TASK REQUIREMENTS ::
Each record is to be given again without alteration.

Extracted records:
*** Begin section ***

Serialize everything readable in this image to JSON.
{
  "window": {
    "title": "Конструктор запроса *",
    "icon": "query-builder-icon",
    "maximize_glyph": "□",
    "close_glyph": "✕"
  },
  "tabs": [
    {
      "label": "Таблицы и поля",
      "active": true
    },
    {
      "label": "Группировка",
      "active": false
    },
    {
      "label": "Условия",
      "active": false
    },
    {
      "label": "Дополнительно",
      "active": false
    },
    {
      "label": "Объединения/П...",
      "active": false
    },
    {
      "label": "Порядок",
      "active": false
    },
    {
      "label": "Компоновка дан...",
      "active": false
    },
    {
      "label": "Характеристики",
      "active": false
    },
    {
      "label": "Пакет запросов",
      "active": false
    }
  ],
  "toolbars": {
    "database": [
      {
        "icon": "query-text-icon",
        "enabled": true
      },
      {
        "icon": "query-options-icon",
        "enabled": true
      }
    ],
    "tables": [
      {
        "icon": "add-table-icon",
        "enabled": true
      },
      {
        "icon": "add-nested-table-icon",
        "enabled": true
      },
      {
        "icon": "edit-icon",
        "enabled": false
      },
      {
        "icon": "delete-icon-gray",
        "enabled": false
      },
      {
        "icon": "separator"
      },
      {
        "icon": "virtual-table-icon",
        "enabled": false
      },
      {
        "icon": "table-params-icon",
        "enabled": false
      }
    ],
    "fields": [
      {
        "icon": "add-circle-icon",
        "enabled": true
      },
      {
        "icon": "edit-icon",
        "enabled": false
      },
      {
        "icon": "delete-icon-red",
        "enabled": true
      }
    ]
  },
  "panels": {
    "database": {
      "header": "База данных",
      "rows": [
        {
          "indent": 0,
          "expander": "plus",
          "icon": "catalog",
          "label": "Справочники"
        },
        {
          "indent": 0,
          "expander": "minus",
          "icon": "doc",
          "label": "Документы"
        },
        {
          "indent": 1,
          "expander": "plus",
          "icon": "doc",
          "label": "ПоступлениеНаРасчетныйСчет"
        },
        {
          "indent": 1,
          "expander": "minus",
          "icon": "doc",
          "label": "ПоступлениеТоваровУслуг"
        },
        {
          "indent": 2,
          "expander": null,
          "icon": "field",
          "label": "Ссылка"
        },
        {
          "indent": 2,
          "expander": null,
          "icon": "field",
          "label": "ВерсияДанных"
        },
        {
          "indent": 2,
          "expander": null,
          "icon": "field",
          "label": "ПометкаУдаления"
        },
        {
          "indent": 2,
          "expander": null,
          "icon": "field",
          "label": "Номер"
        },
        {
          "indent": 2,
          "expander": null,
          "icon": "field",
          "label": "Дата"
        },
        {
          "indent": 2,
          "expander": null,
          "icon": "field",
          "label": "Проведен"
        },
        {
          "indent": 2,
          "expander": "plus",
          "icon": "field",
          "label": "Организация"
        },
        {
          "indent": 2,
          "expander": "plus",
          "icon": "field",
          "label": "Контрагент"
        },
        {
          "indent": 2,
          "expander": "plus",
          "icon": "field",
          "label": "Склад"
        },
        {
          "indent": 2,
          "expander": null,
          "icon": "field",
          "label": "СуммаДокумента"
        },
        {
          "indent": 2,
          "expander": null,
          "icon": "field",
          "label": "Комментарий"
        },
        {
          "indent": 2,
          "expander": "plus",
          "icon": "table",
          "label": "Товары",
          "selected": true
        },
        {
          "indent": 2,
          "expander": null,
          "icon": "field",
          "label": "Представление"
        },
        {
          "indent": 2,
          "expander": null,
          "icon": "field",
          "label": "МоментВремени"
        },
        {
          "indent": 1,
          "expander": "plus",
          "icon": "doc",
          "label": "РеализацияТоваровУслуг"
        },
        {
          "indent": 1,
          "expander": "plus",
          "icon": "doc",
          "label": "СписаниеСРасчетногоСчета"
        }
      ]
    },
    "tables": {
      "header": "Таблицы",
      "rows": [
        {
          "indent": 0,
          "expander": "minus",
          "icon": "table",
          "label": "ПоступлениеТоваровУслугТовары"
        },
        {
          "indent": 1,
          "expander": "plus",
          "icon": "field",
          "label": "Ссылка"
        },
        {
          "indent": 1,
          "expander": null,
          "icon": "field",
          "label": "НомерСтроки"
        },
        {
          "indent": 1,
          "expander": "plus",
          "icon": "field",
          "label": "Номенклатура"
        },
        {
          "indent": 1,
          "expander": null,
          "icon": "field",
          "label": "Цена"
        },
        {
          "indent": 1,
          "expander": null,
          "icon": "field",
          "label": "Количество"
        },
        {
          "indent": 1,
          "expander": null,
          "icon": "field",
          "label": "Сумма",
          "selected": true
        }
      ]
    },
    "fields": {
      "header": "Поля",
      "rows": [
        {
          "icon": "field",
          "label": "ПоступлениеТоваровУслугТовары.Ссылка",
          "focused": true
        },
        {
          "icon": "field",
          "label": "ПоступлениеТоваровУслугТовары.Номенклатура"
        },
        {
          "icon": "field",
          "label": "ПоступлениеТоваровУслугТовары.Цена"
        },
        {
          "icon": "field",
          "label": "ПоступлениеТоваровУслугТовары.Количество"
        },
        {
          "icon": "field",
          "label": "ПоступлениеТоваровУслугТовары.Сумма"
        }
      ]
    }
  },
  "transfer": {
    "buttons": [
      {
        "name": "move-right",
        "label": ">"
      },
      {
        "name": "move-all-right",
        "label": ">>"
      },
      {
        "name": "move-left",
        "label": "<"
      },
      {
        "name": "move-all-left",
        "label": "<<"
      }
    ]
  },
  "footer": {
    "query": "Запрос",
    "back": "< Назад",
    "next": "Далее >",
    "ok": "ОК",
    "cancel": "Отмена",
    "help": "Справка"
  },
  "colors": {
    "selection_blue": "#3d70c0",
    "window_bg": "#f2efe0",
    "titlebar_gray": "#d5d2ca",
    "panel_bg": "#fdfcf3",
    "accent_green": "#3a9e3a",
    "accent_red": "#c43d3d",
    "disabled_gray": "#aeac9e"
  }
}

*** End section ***

SOLUTION TO THIS EXERCISE ::
Serialize everything readable in this image to JSON.
{
  "window": {
    "title": "Конструктор запроса *",
    "icon": "query-builder-icon",
    "maximize_glyph": "□",
    "close_glyph": "✕"
  },
  "tabs": [
    {
      "label": "Таблицы и поля",
      "active": true
    },
    {
      "label": "Группировка",
      "active": false
    },
    {
      "label": "Условия",
      "active": false
    },
    {
      "label": "Дополнительно",
      "active": false
    },
    {
      "label": "Объединения/П...",
      "active": false
    },
    {
      "label": "Порядок",
      "active": false
    },
    {
      "label": "Компоновка дан...",
      "active": false
    },
    {
      "label": "Характеристики",
      "active": false
    },
    {
      "label": "Пакет запросов",
      "active": false
    }
  ],
  "toolbars": {
    "database": [
      {
        "icon": "query-text-icon",
        "enabled": true
      },
      {
        "icon": "query-options-icon",
        "enabled": true
      }
    ],
    "tables": [
      {
        "icon": "add-table-icon",
        "enabled": true
      },
      {
        "icon": "add-nested-table-icon",
        "enabled": true
      },
      {
        "icon": "edit-icon",
        "enabled": false
      },
      {
        "icon": "delete-icon-gray",
        "enabled": false
      },
      {
        "icon": "separator"
      },
      {
        "icon": "virtual-table-icon",
        "enabled": false
      },
      {
        "icon": "table-params-icon",
        "enabled": false
      }
    ],
    "fields": [
      {
        "icon": "add-circle-icon",
        "enabled": true
      },
      {
        "icon": "edit-icon",
        "enabled": false
      },
      {
        "icon": "delete-icon-red",
        "enabled": true
      }
    ]
  },
  "panels": {
    "database": {
      "header": "База данных",
      "rows": [
        {
          "indent": 0,
          "expander": "plus",
          "icon": "catalog",
          "label": "Справочники"
        },
        {
          "indent": 0,
          "expander": "minus",
          "icon": "doc",
          "label": "Документы"
        },
        {
          "indent": 1,
          "expander": "plus",
          "icon": "doc",
          "label": "ПоступлениеНаРасчетныйСчет"
        },
        {
          "indent": 1,
          "expander": "minus",
          "icon": "doc",
          "label": "ПоступлениеТоваровУслуг"
        },
        {
          "indent": 2,
          "expander": null,
          "icon": "field",
          "label": "Ссылка"
        },
        {
          "indent": 2,
          "expander": null,
          "icon": "field",
          "label": "ВерсияДанных"
        },
        {
          "indent": 2,
          "expander": null,
          "icon": "field",
          "label": "ПометкаУдаления"
        },
        {
          "indent": 2,
          "expander": null,
          "icon": "field",
          "label": "Номер"
        },
        {
          "indent": 2,
          "expander": null,
          "icon": "field",
          "label": "Дата"
        },
        {
          "indent": 2,
          "expander": null,
          "icon": "field",
          "label": "Проведен"
        },
        {
          "indent": 2,
          "expander": "plus",
          "icon": "field",
          "label": "Организация"
        },
        {
          "indent": 2,
          "expander": "plus",
          "icon": "field",
          "label": "Контрагент"
        },
        {
          "indent": 2,
          "expander": "plus",
          "icon": "field",
          "label": "Склад"
        },
        {
          "indent": 2,
          "expander": null,
          "icon": "field",
          "label": "СуммаДокумента"
        },
        {
          "indent": 2,
          "expander": null,
          "icon": "field",
          "label": "Комментарий"
        },
        {
          "indent": 2,
          "expander": "plus",
          "icon": "table",
          "label": "Товары",
          "selected": true
        },
        {
          "indent": 2,
          "expander": null,
          "icon": "field",
          "label": "Представление"
        },
        {
          "indent": 2,
          "expander": null,
          "icon": "field",
          "label": "МоментВремени"
        },
        {
          "indent": 1,
          "expander": "plus",
          "icon": "doc",
          "label": "РеализацияТоваровУслуг"
        },
        {
          "indent": 1,
          "expander": "plus",
          "icon": "doc",
          "label": "СписаниеСРасчетногоСчета"
        }
      ]
    },
    "tables": {
      "header": "Таблицы",
      "rows": [
        {
          "indent": 0,
          "expander": "minus",
          "icon": "table",
          "label": "ПоступлениеТоваровУслугТовары"
        },
        {
          "indent": 1,
          "expander": "plus",
          "icon": "field",
          "label": "Ссылка"
        },
        {
          "indent": 1,
          "expander": null,
          "icon": "field",
          "label": "НомерСтроки"
        },
        {
          "indent": 1,
          "expander": "plus",
          "icon": "field",
          "label": "Номенклатура"
        },
        {
          "indent": 1,
          "expander": null,
          "icon": "field",
          "label": "Цена"
        },
        {
          "indent": 1,
          "expander": null,
          "icon": "field",
          "label": "Количество"
        },
        {
          "indent": 1,
          "expander": null,
          "icon": "field",
          "label": "Сумма",
          "selected": true
        }
      ]
    },
    "fields": {
      "header": "Поля",
      "rows": [
        {
          "icon": "field",
          "label": "ПоступлениеТоваровУслугТовары.Ссылка",
          "focused": true
        },
        {
          "icon": "field",
          "label": "ПоступлениеТоваровУслугТовары.Номенклатура"
        },
        {
          "icon": "field",
          "label": "ПоступлениеТоваровУслугТовары.Цена"
        },
        {
          "icon": "field",
          "label": "ПоступлениеТоваровУслугТовары.Количество"
        },
        {
          "icon": "field",
          "label": "ПоступлениеТоваровУслугТовары.Сумма"
        }
      ]
    }
  },
  "transfer": {
    "buttons": [
      {
        "name": "move-right",
        "label": ">"
      },
      {
        "name": "move-all-right",
        "label": ">>"
      },
      {
        "name": "move-left",
        "label": "<"
      },
      {
        "name": "move-all-left",
        "label": "<<"
      }
    ]
  },
  "footer": {
    "query": "Запрос",
    "back": "< Назад",
    "next": "Далее >",
    "ok": "ОК",
    "cancel": "Отмена",
    "help": "Справка"
  },
  "colors": {
    "selection_blue": "#3d70c0",
    "window_bg": "#f2efe0",
    "titlebar_gray": "#d5d2ca",
    "panel_bg": "#fdfcf3",
    "accent_green": "#3a9e3a",
    "accent_red": "#c43d3d",
    "disabled_gray": "#aeac9e"
  }
}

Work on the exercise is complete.